Of course, as with at home in America, Trump is consistently opposed by the liberal media here, who publish hyperbolic attacks on every decision taken by the administration (The Guardian newspaper – once a serious left-wing broadsheet – has even thrown its support behind a puerile campaign to fly a large balloon over London mocking the President as an overgrown baby). But like in America, the old elitist media does not represent public opinion and is increasingly losing ground to newer, more authentic voices.

Former UKIP leader Nigel Farage, for example, now hosts one of London’s most popular radio shows. Tommy Robinson, a critic of radical Islam, amassed hundreds of thousands of followers with his campaigning videos, before being imprisoned for disrupting the trial of child sex offenders. James Delingpole, a former columnist for one of the UK’s most prestigious and patrician newspapers, now hosts his own acclaimed podcast, in which he interviews radical conservative figures from across the world.

As for the protests themselves, they are best ignored. Just two weeks ago, a similar march took place in London calling for the Brexit vote to be overturned. As with the anti-Trump marchers, the marchers were largely unrepresentative ideologues, many of whom represent special interest groups (the Trade Union movement, in particular). These virtue-signaling publicity stunts – a semi-regular occurrence in the capital – are frequently met with spontaneous heckles from ordinary Brits, keen to express their opposition.

In reality, more Britons are starting to wonder where we might find our own Trump figure. In the wake of Theresa May’s disastrous election (in which she almost handed the keys to 10 Downing Street to an unreconstructed socialist whose party has been accused of widespread antisemitism), Conservative Party activists began to rally behind Jacob Rees-Mogg as the man to shake British politics from its bureaucratic malaise.

On first inspection, Messrs. Trump and Rees-Mogg couldn’t be more different: one is a brash New Yorker with a penchant for skyscrapers and celebrity parties; Mr Rees-Mogg is a classically English gentleman known for his impeccable manners and unashamedly old-fashioned tailoring. But such superficial analysis misses the real similarities: both men are strong-willed disruptors, happy to lay waste to special interests rather than compromise on their conservative principles. Both, just as importantly, are hugely popular both with their activist base and with blue-collar working families.

To those of you back in America, ignore what you might hear elsewhere: Britain is growing ever keener on your president.
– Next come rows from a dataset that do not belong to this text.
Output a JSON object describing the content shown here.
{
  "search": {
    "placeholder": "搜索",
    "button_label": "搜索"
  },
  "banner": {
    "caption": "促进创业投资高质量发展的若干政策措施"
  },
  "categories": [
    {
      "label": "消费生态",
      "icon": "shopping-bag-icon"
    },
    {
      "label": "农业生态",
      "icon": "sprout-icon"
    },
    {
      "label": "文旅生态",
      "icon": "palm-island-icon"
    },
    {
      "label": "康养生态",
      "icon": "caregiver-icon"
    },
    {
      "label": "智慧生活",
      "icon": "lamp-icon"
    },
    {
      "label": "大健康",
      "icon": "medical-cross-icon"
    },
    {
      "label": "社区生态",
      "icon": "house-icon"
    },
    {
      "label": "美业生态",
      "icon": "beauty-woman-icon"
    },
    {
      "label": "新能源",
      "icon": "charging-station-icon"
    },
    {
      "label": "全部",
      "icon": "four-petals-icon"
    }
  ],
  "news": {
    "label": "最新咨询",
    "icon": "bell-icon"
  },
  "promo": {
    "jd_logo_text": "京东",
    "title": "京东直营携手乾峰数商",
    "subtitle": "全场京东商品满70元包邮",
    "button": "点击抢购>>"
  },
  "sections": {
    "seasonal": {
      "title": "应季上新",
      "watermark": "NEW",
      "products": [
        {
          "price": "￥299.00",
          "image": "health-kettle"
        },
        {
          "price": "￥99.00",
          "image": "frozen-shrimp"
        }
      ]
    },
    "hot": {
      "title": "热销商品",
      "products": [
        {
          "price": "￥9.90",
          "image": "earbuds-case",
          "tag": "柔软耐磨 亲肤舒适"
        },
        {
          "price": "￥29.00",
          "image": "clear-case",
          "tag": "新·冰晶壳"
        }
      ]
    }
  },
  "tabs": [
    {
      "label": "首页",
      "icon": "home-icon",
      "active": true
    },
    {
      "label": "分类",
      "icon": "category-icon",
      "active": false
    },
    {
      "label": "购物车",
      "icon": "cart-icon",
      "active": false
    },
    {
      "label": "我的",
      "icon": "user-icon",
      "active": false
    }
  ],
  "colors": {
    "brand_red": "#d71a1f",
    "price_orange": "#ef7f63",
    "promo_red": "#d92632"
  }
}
And with President Trump and the First Lady set to dominate our television screens over the next three days, my own prediction is that this admiration will only grow stronger.